Opening in the middle of the creative cyclone caused by the Jakarta Biennale and the Biennale Jogja, Macan Indonesia, the first ever Museum of Modern and Contemporary Art in the country, has been tearing up the Indonesian art scene beyond recognition. It is appropriate then, that the 4,000sqm facility, housing over 800 works from the collection of Haryanto Asikoesoemo, takes its name from the Bahasa word for “tiger.”
Asikoesoemo, a prominent Indonesian property developer, has been picking out his artifacts for over half a century, and the result is a mixed bag of Indonesian and international masterpieces. The collection highlights just how globalization has changed the face of contemporary art—in particular by exposing emerging markets to the opportunities and challenges of establishing their own legacies in artistic languages traditionally dominated by western traditions.
In addition, the museum directors have highlighted the fact that Macan will fuel sustainability in the Indonesian art industry, with the launching of education programs and provision of funding earmarked for human resources and community outreach development.
King Abdulaziz Center for World Culture (Saudi Arabia)
Though not yet open, the King Abdulaziz Center for World Culture, locally known as Ithra, cannot go unmentioned here, owing to the sheer scope of its aesthetic and pedagogical ambitions. Funded by Saudi Aramco, the mammoth culture hub situated in the city of Dhahran will contain an auditorium, cinema, library, exhibition hall, museum and archive.
Four main art galleries are to focus on contemporary Saudi Arabian and Middle Eastern Art, as well as Islamic design and heritage. The “Knowledge Tower” will house a library of some 200,000 books, and host an average of 2,000 conferences per year.
The archive will chart Aramco’s historic commitment to socio-cultural development in the country. After the Crown Prince’s recent purchase of Leonardo’s Salvator Mundi, in the most expensive art auction in history, the world needs no further assurance of Saudi Arabia’s dedication to the world of art.
However, if you were looking for more, this would be it: even before its completion — apparently Ithra is now in a “soft opening phase” and will be open to the public by mid-2018 — the facility is being described as a cultural powerhouse, and is a perfectly timed flourish in Saudi’s symphony of softening state control.
With this century bringing in radical reorganizations of the global trade map, it is only logical that we are seeing complementary shifts in centers of soft power.
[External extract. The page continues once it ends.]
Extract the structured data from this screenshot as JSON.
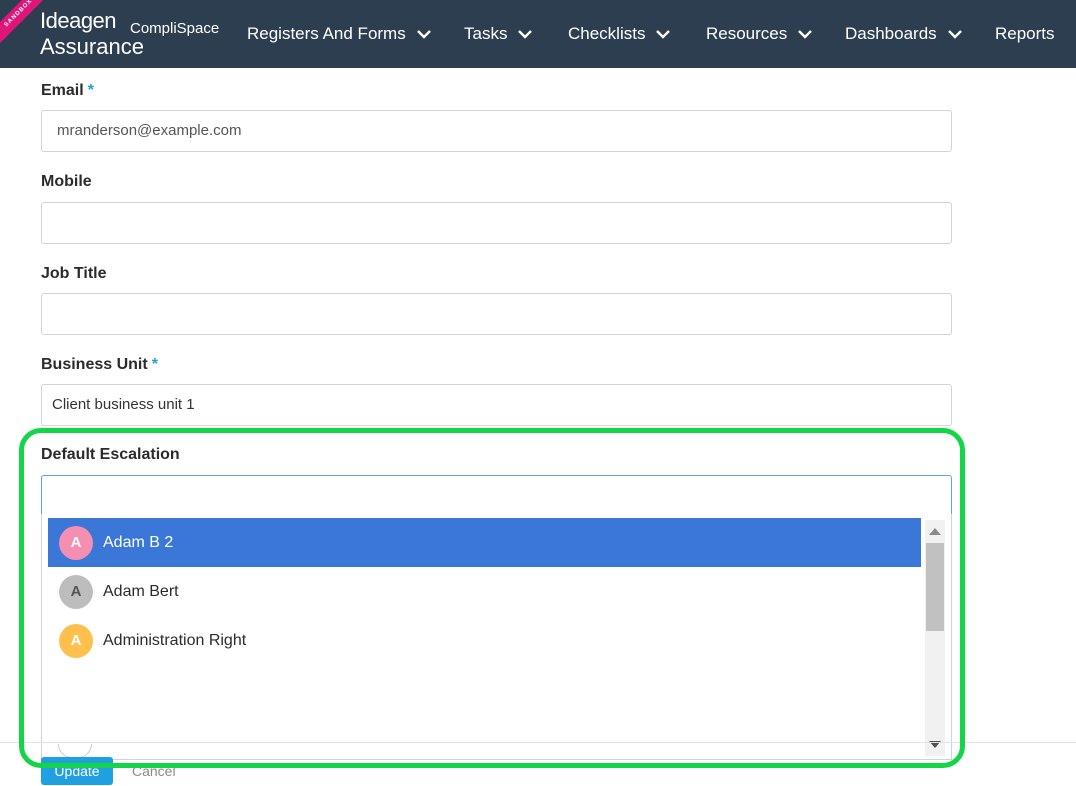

These four museums could well be seen as a testament to this, and are encouraging commentators to ponder what we might miss if we continue to buy into exclusively hegemonic, “western” exhibitions of human creativity.
On a less cynical note, new and alternative cultural centers point us back to one of art’s underlying principles: the universal nature of experience.